[Records from a data source]
Segment Open
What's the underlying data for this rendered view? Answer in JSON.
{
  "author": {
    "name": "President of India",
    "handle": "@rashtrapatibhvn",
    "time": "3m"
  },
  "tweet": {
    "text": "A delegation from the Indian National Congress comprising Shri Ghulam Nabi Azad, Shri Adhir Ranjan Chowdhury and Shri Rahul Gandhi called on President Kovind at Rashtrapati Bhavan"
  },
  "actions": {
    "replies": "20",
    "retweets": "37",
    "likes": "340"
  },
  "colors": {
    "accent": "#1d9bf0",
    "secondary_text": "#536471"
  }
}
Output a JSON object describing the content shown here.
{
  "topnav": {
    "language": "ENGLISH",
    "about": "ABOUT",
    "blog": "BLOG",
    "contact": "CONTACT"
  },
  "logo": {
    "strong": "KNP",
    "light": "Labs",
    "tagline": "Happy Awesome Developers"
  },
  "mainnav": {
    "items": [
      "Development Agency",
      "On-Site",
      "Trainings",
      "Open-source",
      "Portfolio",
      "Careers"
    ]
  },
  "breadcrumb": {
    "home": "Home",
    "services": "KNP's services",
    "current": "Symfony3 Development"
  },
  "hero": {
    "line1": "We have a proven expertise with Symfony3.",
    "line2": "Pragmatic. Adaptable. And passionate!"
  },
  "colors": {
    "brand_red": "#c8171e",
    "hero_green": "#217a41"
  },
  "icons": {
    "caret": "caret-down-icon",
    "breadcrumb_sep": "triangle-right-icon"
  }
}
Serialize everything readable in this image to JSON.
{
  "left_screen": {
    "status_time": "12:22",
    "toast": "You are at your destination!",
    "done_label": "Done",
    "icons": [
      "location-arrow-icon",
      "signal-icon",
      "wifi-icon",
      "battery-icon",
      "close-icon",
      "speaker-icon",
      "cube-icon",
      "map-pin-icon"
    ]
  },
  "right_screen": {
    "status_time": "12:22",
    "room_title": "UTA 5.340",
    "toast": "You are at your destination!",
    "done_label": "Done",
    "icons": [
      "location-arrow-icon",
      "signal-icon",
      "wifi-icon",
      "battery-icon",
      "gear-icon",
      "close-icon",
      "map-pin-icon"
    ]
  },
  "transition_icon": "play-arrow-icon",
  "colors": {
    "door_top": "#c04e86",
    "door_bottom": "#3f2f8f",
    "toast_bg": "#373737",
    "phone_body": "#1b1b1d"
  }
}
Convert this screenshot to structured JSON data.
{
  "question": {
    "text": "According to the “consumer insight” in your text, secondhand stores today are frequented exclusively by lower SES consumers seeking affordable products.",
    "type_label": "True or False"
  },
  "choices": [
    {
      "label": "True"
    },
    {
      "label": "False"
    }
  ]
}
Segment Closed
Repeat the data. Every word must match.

What's the underlying data for this rendered view? Answer in JSON.
{
  "author": {
    "name": "President of India",
    "handle": "@rashtrapatibhvn",
    "time": "3m"
  },
  "tweet": {
    "text": "A delegation from the Indian National Congress comprising Shri Ghulam Nabi Azad, Shri Adhir Ranjan Chowdhury and Shri Rahul Gandhi called on President Kovind at Rashtrapati Bhavan"
  },
  "actions": {
    "replies": "20",
    "retweets": "37",
    "likes": "340"
  },
  "colors": {
    "accent": "#1d9bf0",
    "secondary_text": "#536471"
  }
}
Output a JSON object describing the content shown here.
{
  "topnav": {
    "language": "ENGLISH",
    "about": "ABOUT",
    "blog": "BLOG",
    "contact": "CONTACT"
  },
  "logo": {
    "strong": "KNP",
    "light": "Labs",
    "tagline": "Happy Awesome Developers"
  },
  "mainnav": {
    "items": [
      "Development Agency",
      "On-Site",
      "Trainings",
      "Open-source",
      "Portfolio",
      "Careers"
    ]
  },
  "breadcrumb": {
    "home": "Home",
    "services": "KNP's services",
    "current": "Symfony3 Development"
  },
  "hero": {
    "line1": "We have a proven expertise with Symfony3.",
    "line2": "Pragmatic. Adaptable. And passionate!"
  },
  "colors": {
    "brand_red": "#c8171e",
    "hero_green": "#217a41"
  },
  "icons": {
    "caret": "caret-down-icon",
    "breadcrumb_sep": "triangle-right-icon"
  }
}
Serialize everything readable in this image to JSON.
{
  "left_screen": {
    "status_time": "12:22",
    "toast": "You are at your destination!",
    "done_label": "Done",
    "icons": [
      "location-arrow-icon",
      "signal-icon",
      "wifi-icon",
      "battery-icon",
      "close-icon",
      "speaker-icon",
      "cube-icon",
      "map-pin-icon"
    ]
  },
  "right_screen": {
    "status_time": "12:22",
    "room_title": "UTA 5.340",
    "toast": "You are at your destination!",
    "done_label": "Done",
    "icons": [
      "location-arrow-icon",
      "signal-icon",
      "wifi-icon",
      "battery-icon",
      "gear-icon",
      "close-icon",
      "map-pin-icon"
    ]
  },
  "transition_icon": "play-arrow-icon",
  "colors": {
    "door_top": "#c04e86",
    "door_bottom": "#3f2f8f",
    "toast_bg": "#373737",
    "phone_body": "#1b1b1d"
  }
}
Convert this screenshot to structured JSON data.
{
  "question": {
    "text": "According to the “consumer insight” in your text, secondhand stores today are frequented exclusively by lower SES consumers seeking affordable products.",
    "type_label": "True or False"
  },
  "choices": [
    {
      "label": "True"
    },
    {
      "label": "False"
    }
  ]
}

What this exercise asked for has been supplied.